#### EXERCISE OBJECTIVE:
Nothing in the records should change; write them all out again.

#### ENTRIES PROVIDED:
────────────────────────────────────────
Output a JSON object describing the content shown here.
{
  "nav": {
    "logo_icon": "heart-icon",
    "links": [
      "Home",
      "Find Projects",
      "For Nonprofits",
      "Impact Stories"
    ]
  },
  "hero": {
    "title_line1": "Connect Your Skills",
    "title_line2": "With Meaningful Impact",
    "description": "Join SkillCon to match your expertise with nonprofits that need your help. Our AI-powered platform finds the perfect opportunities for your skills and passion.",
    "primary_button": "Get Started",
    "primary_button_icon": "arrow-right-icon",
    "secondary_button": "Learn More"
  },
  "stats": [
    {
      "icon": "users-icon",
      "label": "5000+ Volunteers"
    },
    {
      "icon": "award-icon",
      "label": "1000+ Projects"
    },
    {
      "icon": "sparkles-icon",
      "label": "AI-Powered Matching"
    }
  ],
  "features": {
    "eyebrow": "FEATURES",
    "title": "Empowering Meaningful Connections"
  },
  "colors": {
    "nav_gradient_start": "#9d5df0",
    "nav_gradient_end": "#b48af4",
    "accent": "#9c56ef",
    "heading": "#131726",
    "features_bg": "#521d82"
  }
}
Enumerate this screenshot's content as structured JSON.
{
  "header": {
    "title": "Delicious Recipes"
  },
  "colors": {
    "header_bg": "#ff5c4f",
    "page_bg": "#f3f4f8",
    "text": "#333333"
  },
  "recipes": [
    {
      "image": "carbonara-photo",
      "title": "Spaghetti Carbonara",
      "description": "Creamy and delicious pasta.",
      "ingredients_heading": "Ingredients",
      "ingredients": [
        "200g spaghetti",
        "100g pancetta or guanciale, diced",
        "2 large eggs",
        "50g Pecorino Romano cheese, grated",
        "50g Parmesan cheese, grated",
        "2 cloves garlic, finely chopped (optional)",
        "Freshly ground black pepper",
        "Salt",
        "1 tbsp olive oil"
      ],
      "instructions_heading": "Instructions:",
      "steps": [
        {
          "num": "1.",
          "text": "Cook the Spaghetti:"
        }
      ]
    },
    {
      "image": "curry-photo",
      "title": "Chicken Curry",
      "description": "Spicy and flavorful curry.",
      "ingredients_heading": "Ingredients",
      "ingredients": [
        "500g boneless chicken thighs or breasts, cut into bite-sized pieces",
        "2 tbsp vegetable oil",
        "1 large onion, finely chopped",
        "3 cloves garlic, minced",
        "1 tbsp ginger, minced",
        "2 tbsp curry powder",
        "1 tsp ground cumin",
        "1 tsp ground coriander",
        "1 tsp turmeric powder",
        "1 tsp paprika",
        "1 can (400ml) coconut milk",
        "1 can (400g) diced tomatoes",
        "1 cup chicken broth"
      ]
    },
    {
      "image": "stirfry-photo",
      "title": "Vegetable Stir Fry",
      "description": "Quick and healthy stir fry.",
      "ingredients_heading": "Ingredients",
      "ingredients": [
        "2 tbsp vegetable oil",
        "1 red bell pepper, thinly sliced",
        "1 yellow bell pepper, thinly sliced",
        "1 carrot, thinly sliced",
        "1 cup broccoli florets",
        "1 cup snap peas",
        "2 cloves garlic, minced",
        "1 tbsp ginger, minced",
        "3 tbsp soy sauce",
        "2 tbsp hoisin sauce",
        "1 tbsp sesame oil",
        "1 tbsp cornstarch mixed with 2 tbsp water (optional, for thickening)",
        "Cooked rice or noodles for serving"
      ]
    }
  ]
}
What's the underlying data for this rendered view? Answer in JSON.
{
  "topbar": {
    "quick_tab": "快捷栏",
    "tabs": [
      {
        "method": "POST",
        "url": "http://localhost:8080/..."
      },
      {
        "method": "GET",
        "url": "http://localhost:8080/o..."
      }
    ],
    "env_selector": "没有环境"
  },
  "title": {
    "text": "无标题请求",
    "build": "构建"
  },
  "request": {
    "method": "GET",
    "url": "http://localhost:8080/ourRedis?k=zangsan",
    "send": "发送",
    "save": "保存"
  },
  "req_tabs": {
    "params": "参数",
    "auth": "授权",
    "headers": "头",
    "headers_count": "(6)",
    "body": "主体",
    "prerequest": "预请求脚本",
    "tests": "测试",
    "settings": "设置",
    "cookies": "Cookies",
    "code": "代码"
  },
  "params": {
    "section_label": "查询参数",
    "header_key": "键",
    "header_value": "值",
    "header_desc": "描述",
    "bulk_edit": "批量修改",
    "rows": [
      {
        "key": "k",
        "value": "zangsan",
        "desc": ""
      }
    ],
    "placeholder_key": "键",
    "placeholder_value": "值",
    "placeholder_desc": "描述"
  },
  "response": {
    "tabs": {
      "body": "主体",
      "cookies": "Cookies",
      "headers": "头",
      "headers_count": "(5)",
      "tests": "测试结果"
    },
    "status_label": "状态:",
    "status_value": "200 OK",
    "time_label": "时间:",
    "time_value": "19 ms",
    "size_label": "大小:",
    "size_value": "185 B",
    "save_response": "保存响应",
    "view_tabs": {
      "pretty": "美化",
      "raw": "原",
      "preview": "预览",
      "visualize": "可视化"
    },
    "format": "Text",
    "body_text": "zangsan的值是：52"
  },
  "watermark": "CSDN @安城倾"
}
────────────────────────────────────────
#### OUTPUT FOR THIS TASK:
Output a JSON object describing the content shown here.
{
  "nav": {
    "logo_icon": "heart-icon",
    "links": [
      "Home",
      "Find Projects",
      "For Nonprofits",
      "Impact Stories"
    ]
  },
  "hero": {
    "title_line1": "Connect Your Skills",
    "title_line2": "With Meaningful Impact",
    "description": "Join SkillCon to match your expertise with nonprofits that need your help. Our AI-powered platform finds the perfect opportunities for your skills and passion.",
    "primary_button": "Get Started",
    "primary_button_icon": "arrow-right-icon",
    "secondary_button": "Learn More"
  },
  "stats": [
    {
      "icon": "users-icon",
      "label": "5000+ Volunteers"
    },
    {
      "icon": "award-icon",
      "label": "1000+ Projects"
    },
    {
      "icon": "sparkles-icon",
      "label": "AI-Powered Matching"
    }
  ],
  "features": {
    "eyebrow": "FEATURES",
    "title": "Empowering Meaningful Connections"
  },
  "colors": {
    "nav_gradient_start": "#9d5df0",
    "nav_gradient_end": "#b48af4",
    "accent": "#9c56ef",
    "heading": "#131726",
    "features_bg": "#521d82"
  }
}
Enumerate this screenshot's content as structured JSON.
{
  "header": {
    "title": "Delicious Recipes"
  },
  "colors": {
    "header_bg": "#ff5c4f",
    "page_bg": "#f3f4f8",
    "text": "#333333"
  },
  "recipes": [
    {
      "image": "carbonara-photo",
      "title": "Spaghetti Carbonara",
      "description": "Creamy and delicious pasta.",
      "ingredients_heading": "Ingredients",
      "ingredients": [
        "200g spaghetti",
        "100g pancetta or guanciale, diced",
        "2 large eggs",
        "50g Pecorino Romano cheese, grated",
        "50g Parmesan cheese, grated",
        "2 cloves garlic, finely chopped (optional)",
        "Freshly ground black pepper",
        "Salt",
        "1 tbsp olive oil"
      ],
      "instructions_heading": "Instructions:",
      "steps": [
        {
          "num": "1.",
          "text": "Cook the Spaghetti:"
        }
      ]
    },
    {
      "image": "curry-photo",
      "title": "Chicken Curry",
      "description": "Spicy and flavorful curry.",
      "ingredients_heading": "Ingredients",
      "ingredients": [
        "500g boneless chicken thighs or breasts, cut into bite-sized pieces",
        "2 tbsp vegetable oil",
        "1 large onion, finely chopped",
        "3 cloves garlic, minced",
        "1 tbsp ginger, minced",
        "2 tbsp curry powder",
        "1 tsp ground cumin",
        "1 tsp ground coriander",
        "1 tsp turmeric powder",
        "1 tsp paprika",
        "1 can (400ml) coconut milk",
        "1 can (400g) diced tomatoes",
        "1 cup chicken broth"
      ]
    },
    {
      "image": "stirfry-photo",
      "title": "Vegetable Stir Fry",
      "description": "Quick and healthy stir fry.",
      "ingredients_heading": "Ingredients",
      "ingredients": [
        "2 tbsp vegetable oil",
        "1 red bell pepper, thinly sliced",
        "1 yellow bell pepper, thinly sliced",
        "1 carrot, thinly sliced",
        "1 cup broccoli florets",
        "1 cup snap peas",
        "2 cloves garlic, minced",
        "1 tbsp ginger, minced",
        "3 tbsp soy sauce",
        "2 tbsp hoisin sauce",
        "1 tbsp sesame oil",
        "1 tbsp cornstarch mixed with 2 tbsp water (optional, for thickening)",
        "Cooked rice or noodles for serving"
      ]
    }
  ]
}
What's the underlying data for this rendered view? Answer in JSON.
{
  "topbar": {
    "quick_tab": "快捷栏",
    "tabs": [
      {
        "method": "POST",
        "url": "http://localhost:8080/..."
      },
      {
        "method": "GET",
        "url": "http://localhost:8080/o..."
      }
    ],
    "env_selector": "没有环境"
  },
  "title": {
    "text": "无标题请求",
    "build": "构建"
  },
  "request": {
    "method": "GET",
    "url": "http://localhost:8080/ourRedis?k=zangsan",
    "send": "发送",
    "save": "保存"
  },
  "req_tabs": {
    "params": "参数",
    "auth": "授权",
    "headers": "头",
    "headers_count": "(6)",
    "body": "主体",
    "prerequest": "预请求脚本",
    "tests": "测试",
    "settings": "设置",
    "cookies": "Cookies",
    "code": "代码"
  },
  "params": {
    "section_label": "查询参数",
    "header_key": "键",
    "header_value": "值",
    "header_desc": "描述",
    "bulk_edit": "批量修改",
    "rows": [
      {
        "key": "k",
        "value": "zangsan",
        "desc": ""
      }
    ],
    "placeholder_key": "键",
    "placeholder_value": "值",
    "placeholder_desc": "描述"
  },
  "response": {
    "tabs": {
      "body": "主体",
      "cookies": "Cookies",
      "headers": "头",
      "headers_count": "(5)",
      "tests": "测试结果"
    },
    "status_label": "状态:",
    "status_value": "200 OK",
    "time_label": "时间:",
    "time_value": "19 ms",
    "size_label": "大小:",
    "size_value": "185 B",
    "save_response": "保存响应",
    "view_tabs": {
      "pretty": "美化",
      "raw": "原",
      "preview": "预览",
      "visualize": "可视化"
    },
    "format": "Text",
    "body_text": "zangsan的值是：52"
  },
  "watermark": "CSDN @安城倾"
}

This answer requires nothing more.